Holly Binns directs Pew’s efforts to protect ocean life, and end overfishing in the Gulf of Mexico, the U.S. South Atlantic Ocean and the U.S. Caribbean. She also works to ensure abundant populations of prey species, known as forage fish, in Florida’s coastal waters.
Before joining Pew, Binns was Environment Florida’s field director and coordinated policy development, research and legislative advocacy. During her eight years in that post, she designed and directed numerous successful conservation campaigns, including efforts that halted construction of seven coal-fired power plants in the state. Binns also has run citizen outreach campaigns for progressive nonprofit organizations, worked as a political campaign fundraiser, and served as a legislative aide in Georgia.
Binns is a sixth-generation Floridian and lives and works in the state capital, Tallahassee, where she attended Florida State University.
Recent WorkView All
But he didn’t relish the victory of spearing goliath groupers for long. It was the1970s when DeMaria was catching the behemoths that can weigh up to 800 pounds. He was a young fisherman, there were no rules on how many goliath could be taken from waters off Florida, and few people realized how much the fish’s population would suffer if fishermen targeted the places where it spawned. Read More
Fish may soon have some newly protected places to spawn in U.S. waters of the South Atlantic thanks to a measure approved today by fishery leaders. Read More

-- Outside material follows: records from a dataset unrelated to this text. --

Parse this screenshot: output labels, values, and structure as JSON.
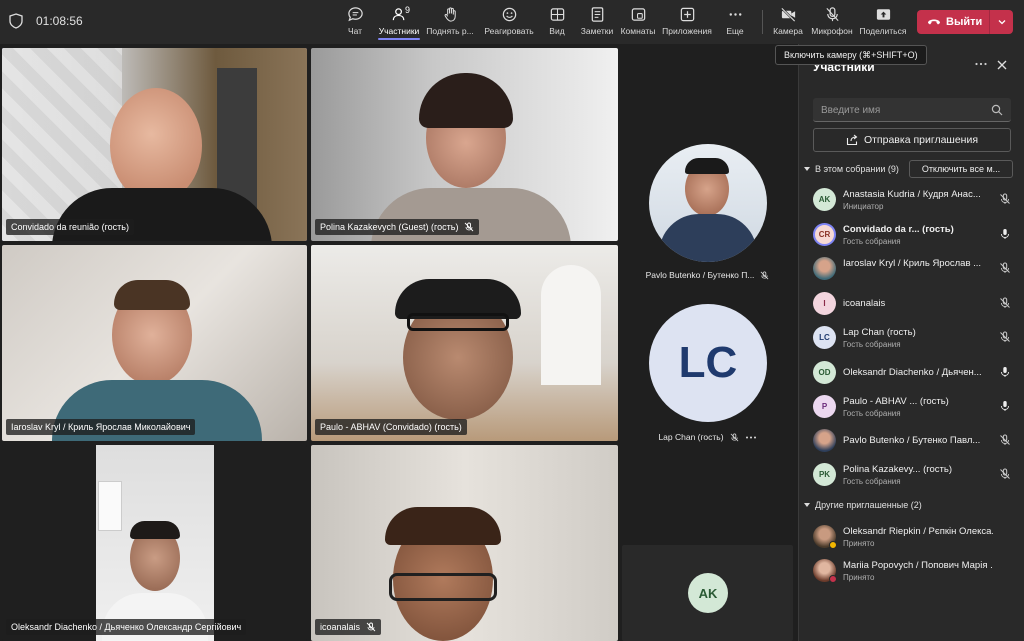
{
  "topbar": {
    "timer": "01:08:56",
    "participant_count": "9",
    "tools": [
      {
        "label": "Чат",
        "icon": "chat-icon"
      },
      {
        "label": "Участники",
        "icon": "people-icon"
      },
      {
        "label": "Поднять р...",
        "icon": "raise-hand-icon"
      },
      {
        "label": "Реагировать",
        "icon": "smile-icon"
      },
      {
        "label": "Вид",
        "icon": "view-icon"
      },
      {
        "label": "Заметки",
        "icon": "notes-icon"
      },
      {
        "label": "Комнаты",
        "icon": "rooms-icon"
      },
      {
        "label": "Приложения",
        "icon": "apps-icon"
      },
      {
        "label": "Еще",
        "icon": "more-icon"
      },
      {
        "label": "Камера",
        "icon": "camera-off-icon"
      },
      {
        "label": "Микрофон",
        "icon": "mic-off-icon"
      },
      {
        "label": "Поделиться",
        "icon": "share-icon"
      }
    ],
    "leave_label": "Выйти",
    "accent": "#7f85f5",
    "leave_color": "#c4314b"
  },
  "tooltip": "Включить камеру (⌘+SHIFT+O)",
  "grid": {
    "tiles": [
      {
        "name": "Convidado da reunião (гость)"
      },
      {
        "name": "Polina Kazakevych (Guest) (гость)"
      },
      {
        "name": "Iaroslav Kryl / Криль Ярослав Миколайович"
      },
      {
        "name": "Paulo - ABHAV (Convidado) (гость)"
      },
      {
        "name": "Oleksandr Diachenko / Дьяченко Олександр Сергійович"
      },
      {
        "name": "icoanalais"
      }
    ],
    "side": [
      {
        "name": "Pavlo Butenko / Бутенко П..."
      },
      {
        "initials": "LC",
        "name": "Lap Chan (гость)"
      },
      {
        "initials": "AK"
      }
    ]
  },
  "panel": {
    "title": "Участники",
    "search_placeholder": "Введите имя",
    "invite_label": "Отправка приглашения",
    "in_meeting_label": "В этом собрании (9)",
    "mute_all_label": "Отключить все м...",
    "others_label": "Другие приглашенные (2)",
    "people": [
      {
        "initials": "AK",
        "name": "Anastasia Kudria / Кудря Анас...",
        "role": "Инициатор",
        "color": "#d3e8d6",
        "mic": "off"
      },
      {
        "initials": "CR",
        "name": "Convidado da r... (гость)",
        "role": "Гость собрания",
        "color": "#f6d9d4",
        "mic": "on",
        "bold": true
      },
      {
        "initials": "",
        "name": "Iaroslav Kryl / Криль Ярослав ...",
        "role": "",
        "color": "#6a7a8a",
        "mic": "off"
      },
      {
        "initials": "I",
        "name": "icoanalais",
        "role": "",
        "color": "#f3d5de",
        "mic": "off"
      },
      {
        "initials": "LC",
        "name": "Lap Chan (гость)",
        "role": "Гость собрания",
        "color": "#dde3f2",
        "mic": "off"
      },
      {
        "initials": "OD",
        "name": "Oleksandr Diachenko / Дьячен...",
        "role": "",
        "color": "#d3e8d6",
        "mic": "on"
      },
      {
        "initials": "P",
        "name": "Paulo - ABHAV ...  (гость)",
        "role": "Гость собрания",
        "color": "#ecd8f0",
        "mic": "on"
      },
      {
        "initials": "",
        "name": "Pavlo Butenko / Бутенко Павл...",
        "role": "",
        "color": "#4a6688",
        "mic": "off"
      },
      {
        "initials": "PK",
        "name": "Polina Kazakevy... (гость)",
        "role": "Гость собрания",
        "color": "#d3e8d6",
        "mic": "off"
      }
    ],
    "others": [
      {
        "name": "Oleksandr Riepkin / Рєпкін Олекса...",
        "role": "Принято",
        "color": "#6a5a4a",
        "dot": "#f2b600"
      },
      {
        "name": "Mariia Popovych / Попович Марія ...",
        "role": "Принято",
        "color": "#b08070",
        "dot": "#c4314b"
      }
    ]
  }
}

Gulf of Mexico deep-sea corals form reefs, mounds, and undersea forests that furnish habitat to starfish, squat-lobsters, crabs, worms, sharks, and fish ranging from eels to groupers and snappers. These fragile and slow-growing corals are not simply deeper-dwelling replicas of the shallow-water varieties familiar to divers and snorkelers. Read More